Many international universities have posted on their websites an unprecedented study of an Egyptian scientist. Days will either prove that Dr. Rafee Kamouna is no less than Albert Einstein or just like many other scientists who failed in their pursuit to prove their point.
Dr. Rafee Ebrahim Kamouna, who is a De Montfort University (England) alumnus and whose Ph.D. thesis report is from Toulouse, France, claimed that he solved one of the seven millennium problems. It has to be accredited by relevant international organizations.
The expert claims to have solved the P vs NP problem (see box).
“The status of the paper was submitted to the Journal of the Association for Computing Machinery,” Kamouna told Saudi Gazette.
It was submitted on June 18, and the decision usually takes an average of four months, he said. “The paper has been on the site of Cornell University to conform its academic standards. This means the paper is of relevance and of interest to the scientific community. Moreover, nobody has discovered an error or a flaw in it,” he said.
Speaking to Saudi Gazette over phone from Al-Baha city where he works, the expert seemed very confident of his work.

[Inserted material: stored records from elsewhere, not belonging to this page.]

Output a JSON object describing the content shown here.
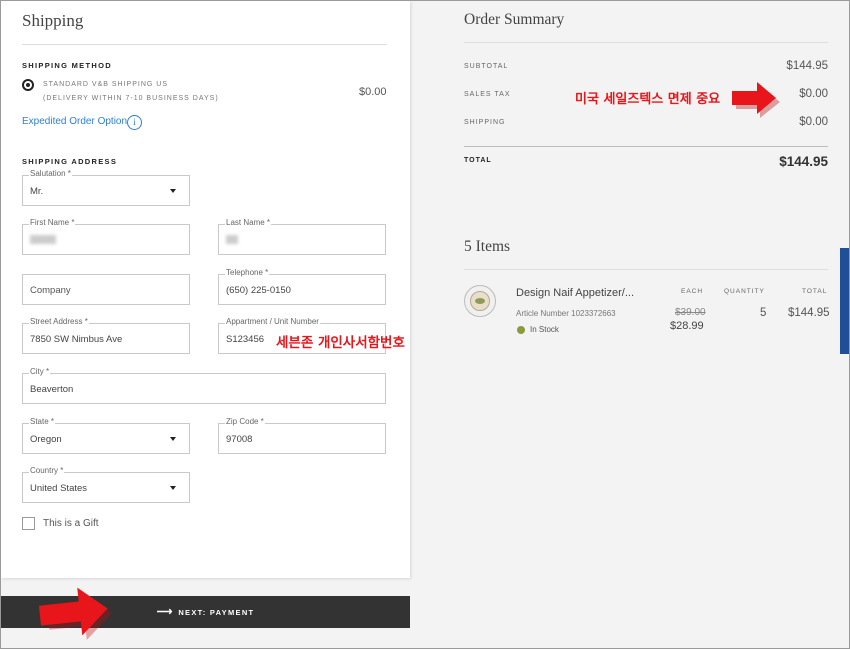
{
  "shipping": {
    "title": "Shipping",
    "method_label": "SHIPPING METHOD",
    "method_name": "STANDARD V&B SHIPPING US",
    "method_sub": "(DELIVERY WITHIN 7-10 BUSINESS DAYS)",
    "method_price": "$0.00",
    "expedited_link": "Expedited Order Option",
    "info_icon": "i",
    "address_label": "SHIPPING ADDRESS",
    "fields": {
      "salutation": {
        "label": "Salutation *",
        "value": "Mr."
      },
      "first_name": {
        "label": "First Name *"
      },
      "last_name": {
        "label": "Last Name *"
      },
      "company": {
        "placeholder": "Company"
      },
      "telephone": {
        "label": "Telephone *",
        "value": "(650) 225-0150"
      },
      "street": {
        "label": "Street Address *",
        "value": "7850 SW Nimbus Ave"
      },
      "apartment": {
        "label": "Appartment / Unit Number",
        "value": "S123456"
      },
      "city": {
        "label": "City *",
        "value": "Beaverton"
      },
      "state": {
        "label": "State *",
        "value": "Oregon"
      },
      "zip": {
        "label": "Zip Code *",
        "value": "97008"
      },
      "country": {
        "label": "Country *",
        "value": "United States"
      }
    },
    "gift_label": "This is a Gift",
    "next_button": "NEXT: PAYMENT",
    "next_arrow": "⟶"
  },
  "annotations": {
    "apartment_note": "세븐존 개인사서함번호",
    "tax_note": "미국 세일즈텍스 면제 중요",
    "arrow_color": "#e8151b"
  },
  "summary": {
    "title": "Order Summary",
    "subtotal_label": "SUBTOTAL",
    "subtotal": "$144.95",
    "tax_label": "SALES TAX",
    "tax": "$0.00",
    "shipping_label": "SHIPPING",
    "shipping": "$0.00",
    "total_label": "TOTAL",
    "total": "$144.95"
  },
  "items": {
    "title": "5 Items",
    "col_each": "EACH",
    "col_quantity": "QUANTITY",
    "col_total": "TOTAL",
    "list": [
      {
        "name": "Design Naif Appetizer/...",
        "article": "Article Number 1023372663",
        "stock": "In Stock",
        "old_price": "$39.00",
        "price": "$28.99",
        "quantity": "5",
        "total": "$144.95"
      }
    ]
  },
  "colors": {
    "link": "#2e7fd2",
    "button_bg": "#333333",
    "in_stock": "#8a9a3d",
    "side_tab": "#1f4f98"
  }
}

He, however, refused to divulge the “secret” of the solution.
He added that the other six millennium problems can be affected by his solution.
“I invite other computer scientists and mathematicians having the necessary background to examine my work,” said Dr. Kamouna.
The work is now being examined by the Association for Computing Machinery and is available at the site of Cornell University under the title “A Paradox Implies SAT is (NOT) NP-complete and ZFC is Inconsistent”.
“The paper is classified under “Computational Complexity” and “Logic in Computer Science,” he added.
In order to celebrate mathematics in the new millennium, the Clay Mathematics Institute of Cambridge, Massachusetts (CMI), has named seven millennium problems. The Scientific Advisory Board of CMI selected these problems, focusing on important classic questions that have resisted solution over the years. The Board of Directors of CMI allocated a $7-million-prize fund for the solution to these problems, with $1 million for each.
During the Millennium Meeting held on May 24, 2000, at the Collège de France, Timothy Gowers presented a lecture entitled The Importance of Mathematics, aimed for the general public, while John Tate and Michael Atiyah spoke on the problems. The CMI invited specialists to formulate each problem.
One hundred years earlier, on August 8, 1900, David Hilbert delivered his famous lecture about open mathematical problems at the second International Congress of Mathematicians in Paris.
This influenced our decision to announce the millennium problems as the central theme of a Paris meeting.
The problem tackled by Dr. Kamouna was the “P vs. NP” problem. He overturned the central theory of computer science which is “NP-completeness” and the inconsistency of mathematics which affects all mathematical problems not only those of the prize.
Dr. Kamouna is currently writing a book that will be entitled “Bi-Polarism Theory: The Death of Computer Science, The End of Mathematics, and The Birth of Logical Physics.”
“The relation between the syntax and semantics in (fuzzy logic programming) is the same as that of space and time in Einstein’s general relativity. To have a quantum theory of gravity is the outstanding problem in theoretical physics. It is the problem that eluded Einstein for decades,” the Egyptian scientist said.